Knox (b. 1945) hailed from Watford, where he played in the unsigned 1960s garage bands The Renegades and Knox & the Knight Ryders. He enrolled in art school and took up painting, which occupied most of his twenties.

Ellis (b. 1952) formed his first band, Bazooka Joe, in 1970 with future video director Daniel Kleinman. Though they went unsigned and unrecorded, Bazooka Joe lasted six years through multiple lineups. Reputed for their campy image and musical mix of glam, rockabilly, and proto-punk, they influenced Madness, whose debut album (One Step Beyond…) contains a cover of the Bazooka live staple “Rockin’ in A♭.” At one stage, Bazooka featured singer Stuart Goddard and backing singer Arabella Weir, a future comedian. Goddard fronted the band at the time of their November 6, 1975, performance at St. Martin’s School of the Art. The event marked the live debut of their opening act, The Sex Pistols.

Collier joined a mid-’70s Bazooka Joe lineup before joining Knox and Ellis in their new band. (His Bazooka replacement, bassist Gary Tibbs, would later replace him in The Vibrators. In 1981, Tibbs teamed with Goddard, by then famous under the stagename Adam Ant.)


Punk, Chris Spedding

The Vibrators played the London pub and club circuit for several months during the spring–summer of 1976 as a shaggy-haired R&B/pop group. Soon enough, they gravitated to a new aesthetic put forth by the Pistols and other acts formed in that band’s wake, including The Clash, The Damned, and Buzzcocks.

They connected with guitarist Chris Spedding, a veteran jazz and rock guitarist (Battered Ornaments, Nucleus, Sharks) with a sympathetic ear to London’s new breed. Spedding, who produced an early set of Pistols demos, chose The Vibrators as his backing band for a set at the 100 Club Punk Special, an eight-act festival arranged by Pistols manager Malcolm McLaren. The event marked the debut performance of Siouxsie & the Banshees, formed by members of the ‘Bromley Contingent’, a group of teenage stylists who followed the Pistols from gig-to-gig.

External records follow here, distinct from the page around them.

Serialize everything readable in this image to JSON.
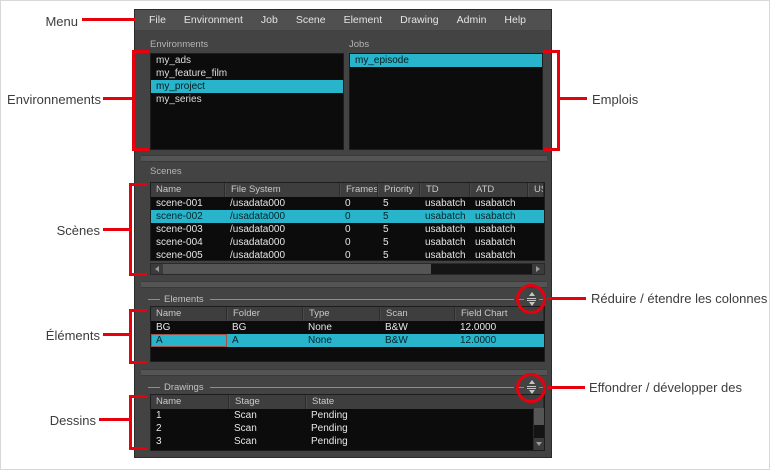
{
  "colors": {
    "selection": "#28b4ca",
    "annotation_red": "#e8000d"
  },
  "menu_bar": {
    "items": [
      {
        "label": "File"
      },
      {
        "label": "Environment"
      },
      {
        "label": "Job"
      },
      {
        "label": "Scene"
      },
      {
        "label": "Element"
      },
      {
        "label": "Drawing"
      },
      {
        "label": "Admin"
      },
      {
        "label": "Help"
      }
    ]
  },
  "environments_panel": {
    "label": "Environments",
    "items": [
      {
        "label": "my_ads",
        "selected": false
      },
      {
        "label": "my_feature_film",
        "selected": false
      },
      {
        "label": "my_project",
        "selected": true
      },
      {
        "label": "my_series",
        "selected": false
      }
    ]
  },
  "jobs_panel": {
    "label": "Jobs",
    "items": [
      {
        "label": "my_episode",
        "selected": true
      }
    ]
  },
  "scenes_panel": {
    "label": "Scenes",
    "columns": [
      "Name",
      "File System",
      "Frames",
      "Priority",
      "TD",
      "ATD",
      "USE"
    ],
    "rows": [
      [
        "scene-001",
        "/usadata000",
        "0",
        "5",
        "usabatch",
        "usabatch",
        ""
      ],
      [
        "scene-002",
        "/usadata000",
        "0",
        "5",
        "usabatch",
        "usabatch",
        ""
      ],
      [
        "scene-003",
        "/usadata000",
        "0",
        "5",
        "usabatch",
        "usabatch",
        ""
      ],
      [
        "scene-004",
        "/usadata000",
        "0",
        "5",
        "usabatch",
        "usabatch",
        ""
      ],
      [
        "scene-005",
        "/usadata000",
        "0",
        "5",
        "usabatch",
        "usabatch",
        ""
      ]
    ],
    "selected_row": 1
  },
  "elements_panel": {
    "label": "Elements",
    "columns": [
      "Name",
      "Folder",
      "Type",
      "Scan",
      "Field Chart"
    ],
    "rows": [
      [
        "BG",
        "BG",
        "None",
        "B&W",
        "12.0000"
      ],
      [
        "A",
        "A",
        "None",
        "B&W",
        "12.0000"
      ]
    ],
    "selected_row": 1,
    "focus_cell": [
      1,
      0
    ]
  },
  "drawings_panel": {
    "label": "Drawings",
    "columns": [
      "Name",
      "Stage",
      "State"
    ],
    "rows": [
      [
        "1",
        "Scan",
        "Pending"
      ],
      [
        "2",
        "Scan",
        "Pending"
      ],
      [
        "3",
        "Scan",
        "Pending"
      ]
    ],
    "selected_row": -1
  },
  "annotations": {
    "menu": "Menu",
    "environments": "Environnements",
    "jobs": "Emplois",
    "scenes": "Scènes",
    "elements": "Éléments",
    "drawings": "Dessins",
    "collapse_columns": "Réduire / étendre les colonnes",
    "collapse_rows": "Effondrer / développer des"
  }
}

Spedding and a now leather-clad Vibrators played on night two (September 21, 1976) of the festival, between sets by The Damned and Buzzcocks. They performed covers of The Beatles (“I Saw Her Standing There”), The Rolling Stones (“Jumping Jack Flash”), Jerry Lee Lewis (“Great Balls of Fire”), and  Chubby Checker (“Let’s Twist Again”), plus the Spedding original “Motorbike.” During their set, police arrested audience member Sid Vicious for a glass-throwing incident that left a girl injured in one eye while The Damned played. The event was covered by Melody Maker journalist Carolyne Coon, who was also taken into custody when she tried to intervene in Sid’s arrest.

On November 19, 1976, Chris Spedding and The Vibrators issued “Pogo Dancing” (b/w “The Pose”), produced by Mickie Most for RAK Records. Spedding wrote the a-side as an ode to the pogo, the dance of choice at punk shows where the attendee jumps up and down in time to the music’s breakneck downbeats. Vicious purportedly invented the dance at an early Pistols show.

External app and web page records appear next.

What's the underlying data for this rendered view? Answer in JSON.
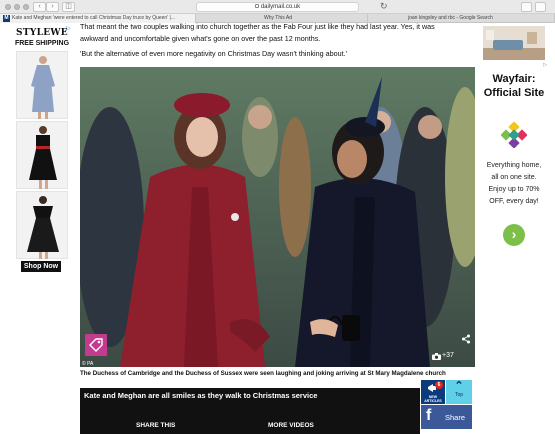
{
  "browser": {
    "url": "dailymail.co.uk",
    "tabs": [
      {
        "label": "Kate and Meghan 'were entered to call Christmas Day truce by Queen' |...",
        "favicon": "M",
        "active": true
      },
      {
        "label": "Why This Ad",
        "favicon": "",
        "active": false
      },
      {
        "label": "joan kingsley and rbc - Google Search",
        "favicon": "G",
        "active": false
      }
    ]
  },
  "left_ad": {
    "brand": "STYLEWE",
    "tagline": "FREE SHIPPING",
    "cta": "Shop Now",
    "adchoices_icon": "adchoices-icon"
  },
  "right_ad": {
    "brand": "Wayfair: Official Site",
    "copy_lines": [
      "Everything home,",
      "all on one site.",
      "Enjoy up to 70%",
      "OFF, every day!"
    ],
    "cta_icon": "chevron-right-icon",
    "accent": "#7cc04a"
  },
  "article": {
    "para1_line1": "That meant the two couples walking into church together as the Fab Four just like they had last year. Yes, it was",
    "para1_line2": "awkward and uncomfortable given what's gone on over the past 12 months.",
    "para2": "'But the alternative of even more negativity on Christmas Day wasn't thinking about.'",
    "photo_credit": "© PA",
    "gallery_count": "+37",
    "caption": "The Duchess of Cambridge and the Duchess of Sussex were seen laughing and joking arriving at St Mary Magdalene church"
  },
  "video": {
    "title": "Kate and Meghan are all smiles as they walk to Christmas service",
    "share_label": "SHARE THIS",
    "more_label": "MORE VIDEOS"
  },
  "floating": {
    "new_articles_count": "6",
    "new_articles_label_1": "NEW",
    "new_articles_label_2": "ARTICLES",
    "top_label": "Top",
    "share_label": "Share"
  },
  "colors": {
    "dm_blue": "#0c3b7c",
    "facebook": "#3b5998",
    "top_cyan": "#5fd0e7",
    "pa_magenta": "#c23b8f"
  }
}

Spedding and The Vibrators performed “Pogo Dancing” (and “Motorbike”) on Show 14 of the ITV music program Supersonic (aired 12/13/76). In the footage, Knox sports his now-trademark curly quiff and goggles. The single followed The Damned’s “New Rose” by four weeks and preceded the Pistols’ “Anarchy In the UK” by one week, making it the second UK punk release.

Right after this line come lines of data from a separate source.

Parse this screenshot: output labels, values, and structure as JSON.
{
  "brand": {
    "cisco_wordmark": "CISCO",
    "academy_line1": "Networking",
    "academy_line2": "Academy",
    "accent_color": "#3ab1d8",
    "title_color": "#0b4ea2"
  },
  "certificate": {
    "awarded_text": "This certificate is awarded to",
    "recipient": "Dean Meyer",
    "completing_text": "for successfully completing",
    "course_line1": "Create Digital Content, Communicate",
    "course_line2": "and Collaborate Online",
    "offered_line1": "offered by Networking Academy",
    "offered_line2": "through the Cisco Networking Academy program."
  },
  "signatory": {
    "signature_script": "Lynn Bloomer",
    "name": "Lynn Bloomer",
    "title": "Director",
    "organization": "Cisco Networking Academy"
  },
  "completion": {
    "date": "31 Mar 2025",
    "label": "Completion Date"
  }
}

Discography:

  • Pure Mania (1977)
  • V2 (1978)
  • Guilty (1982)
  • Alaska 127 (1984)
  • Fifth Amendment (1985)
  • Recharged (1988)
  • Meltdown (1988)
  • Vicious Circle (1989)
  • Volume 10 (1990)

Sources:

Leave a Reply

Your email address will not be published. Required fields are marked *